  36. Appeal of Order • Court may: • Confirm, • Modify, or • Vacate the order. • Any party may file appeal of court’s decision to the Supreme Court of Virginia.

  37. Appeal to Supreme Court of Virginia • Petition for Appeal. • Brief in Opposition due w/in 48 hours or Court may grant petition before Brief in Opposition filed. • Court shall act on petition w/in 72 hours of filing. • Court may permit oral argument. • Court has the authority to alter these time frames. Rule 5:43

  38. Health and Safety • The Court shall hold hearings in a way to protect health and safety • Hearing by telephone or video conference • Personal protective equipment Rules 3.24, 5:43, 7A:16

  39. Enforcement of Isolation & Quarantine Enforced by law enforcement agencies and Commonwealth Attorneys • Class 1 Misdemeanor • Confinement for up to 12 months • Fine of up to $2,500 • Injunction • Civil Penalties Va. Code §§ 32.1-27, 32.1-48.014

  40. Release An individual under an order of isolation or quarantine shall be released immediately if: • The commissioner determines that an individual no longer poses a threat to the public health • The order has expired, or • The order has been vacated by the court

  41. Other Forms of Movement Restriction • Federal isolation and quarantine laws • State veterinarian can restrict animals. Va. Code § 3.1-726 to 728 • Curfew for minors. Va. Code § 15.2-926 • Temporary detention of individuals incapable of making informed decisions. Va. Code § 37.2-1103. • Emergency detention of individuals w/mental illness. Va. Code § 37.2-808

  42. Tabletop:Background/Situation Dr. Christopher Novak Office of Epidemiology, VDH

  43. Scenarios - Background • Influenza virus • Infects human respiratory tract • Different strains – previous infection (or vaccination) provides some immunity • Seasonal outbreaks (usually winter/spring) • Highly contagious (contact, droplet, ?airborne) • Contagious period begins before symptoms appear and lasts about a week

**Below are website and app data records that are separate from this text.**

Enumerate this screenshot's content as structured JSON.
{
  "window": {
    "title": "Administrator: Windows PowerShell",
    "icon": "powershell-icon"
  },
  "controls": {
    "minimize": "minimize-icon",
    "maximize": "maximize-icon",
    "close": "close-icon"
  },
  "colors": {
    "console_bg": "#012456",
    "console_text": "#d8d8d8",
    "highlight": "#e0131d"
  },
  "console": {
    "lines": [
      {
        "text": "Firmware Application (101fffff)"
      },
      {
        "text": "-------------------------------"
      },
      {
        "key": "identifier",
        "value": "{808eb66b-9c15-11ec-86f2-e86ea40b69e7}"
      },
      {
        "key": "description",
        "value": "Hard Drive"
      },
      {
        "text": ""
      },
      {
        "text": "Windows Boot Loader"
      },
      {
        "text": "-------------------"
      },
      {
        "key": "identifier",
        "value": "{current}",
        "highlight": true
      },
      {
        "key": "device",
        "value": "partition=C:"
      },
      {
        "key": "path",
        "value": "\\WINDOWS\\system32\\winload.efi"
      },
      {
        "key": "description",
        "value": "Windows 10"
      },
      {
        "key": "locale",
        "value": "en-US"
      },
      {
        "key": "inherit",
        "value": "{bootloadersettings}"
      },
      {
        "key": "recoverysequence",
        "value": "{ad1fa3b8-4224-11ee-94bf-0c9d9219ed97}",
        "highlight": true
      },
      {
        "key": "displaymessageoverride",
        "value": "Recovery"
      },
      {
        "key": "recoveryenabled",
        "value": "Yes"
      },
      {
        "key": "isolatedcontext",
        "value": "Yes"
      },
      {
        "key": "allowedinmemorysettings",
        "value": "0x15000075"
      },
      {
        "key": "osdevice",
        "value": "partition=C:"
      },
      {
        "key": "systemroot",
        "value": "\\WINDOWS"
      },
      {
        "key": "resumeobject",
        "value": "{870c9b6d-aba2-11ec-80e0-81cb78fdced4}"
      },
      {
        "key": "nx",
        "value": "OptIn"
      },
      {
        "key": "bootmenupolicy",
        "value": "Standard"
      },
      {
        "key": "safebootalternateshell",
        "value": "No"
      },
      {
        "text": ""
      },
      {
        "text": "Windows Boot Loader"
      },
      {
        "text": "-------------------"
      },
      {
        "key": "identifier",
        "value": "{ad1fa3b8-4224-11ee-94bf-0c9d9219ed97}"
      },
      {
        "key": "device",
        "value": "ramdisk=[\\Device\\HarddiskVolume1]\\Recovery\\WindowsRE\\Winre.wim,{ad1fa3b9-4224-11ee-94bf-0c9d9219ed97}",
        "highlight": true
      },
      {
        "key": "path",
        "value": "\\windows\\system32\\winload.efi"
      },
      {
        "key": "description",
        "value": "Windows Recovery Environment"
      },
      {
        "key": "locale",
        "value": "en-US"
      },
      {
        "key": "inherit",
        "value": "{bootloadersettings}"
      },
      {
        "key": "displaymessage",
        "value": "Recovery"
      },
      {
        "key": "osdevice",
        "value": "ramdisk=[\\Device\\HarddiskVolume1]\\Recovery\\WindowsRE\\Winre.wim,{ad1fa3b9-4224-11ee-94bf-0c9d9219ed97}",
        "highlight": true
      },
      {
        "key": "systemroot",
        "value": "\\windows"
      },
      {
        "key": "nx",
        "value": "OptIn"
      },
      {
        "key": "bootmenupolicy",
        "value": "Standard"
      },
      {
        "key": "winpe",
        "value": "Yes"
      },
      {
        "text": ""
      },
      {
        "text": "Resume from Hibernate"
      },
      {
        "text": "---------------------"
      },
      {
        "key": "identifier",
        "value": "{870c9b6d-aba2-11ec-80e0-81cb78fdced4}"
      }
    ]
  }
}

  44. Pandemic Influenza • New strain, or strain that has not circulated for a long time • Little or no immunity in humans • May cause high levels of illness, death, social disruption, and economic loss • ‘Spanish’ Flu (1918)

  45. The Problem With Pandemics… • Last much longer than most other emergency events • May come in “waves” • Healthcare workers and first responders will be affected • High risk of illness • Care for ill family members • Wide range of resources could be limited due to broad impact • Medication, supplies, ventilators, food, fuel, etc.

  46. Group A Scenario • Arrival at Dulles of person who becomes ill next day • Exposes large number of Virginia residents after symptoms develop • Large number of people potentially exposed • Orders of isolation/quarantine issued

  47. Group B Scenario • Agriculture student develops symptoms • Exposure of poultry to pandemic strain • Efforts to restrict movement on and off university campus, including establishment of curfew

  48. Group C Scenario • Impact of pandemic on healthcare system, including hospitals • Canceling of public gatherings • Widespread shortages • High absenteeism • Public information campaigns

  49. Movement Restrictions • Workgroups will meet to review their specific scenario details • Red/Group A – Facilitator: Steve Gravely • Yellow/Group B – Facilitator: Dr. Diane Woolard • Green/Group C – Facilitator: Dr. Lisa Kaplowitz • Scenarios provide general context • Issues for discussion should be explored to the best of the groups’ abilities • Plenary session will follow to share key findings and to identify larger issues

  50. Break Resume in Salon II (here) in 10 minutes...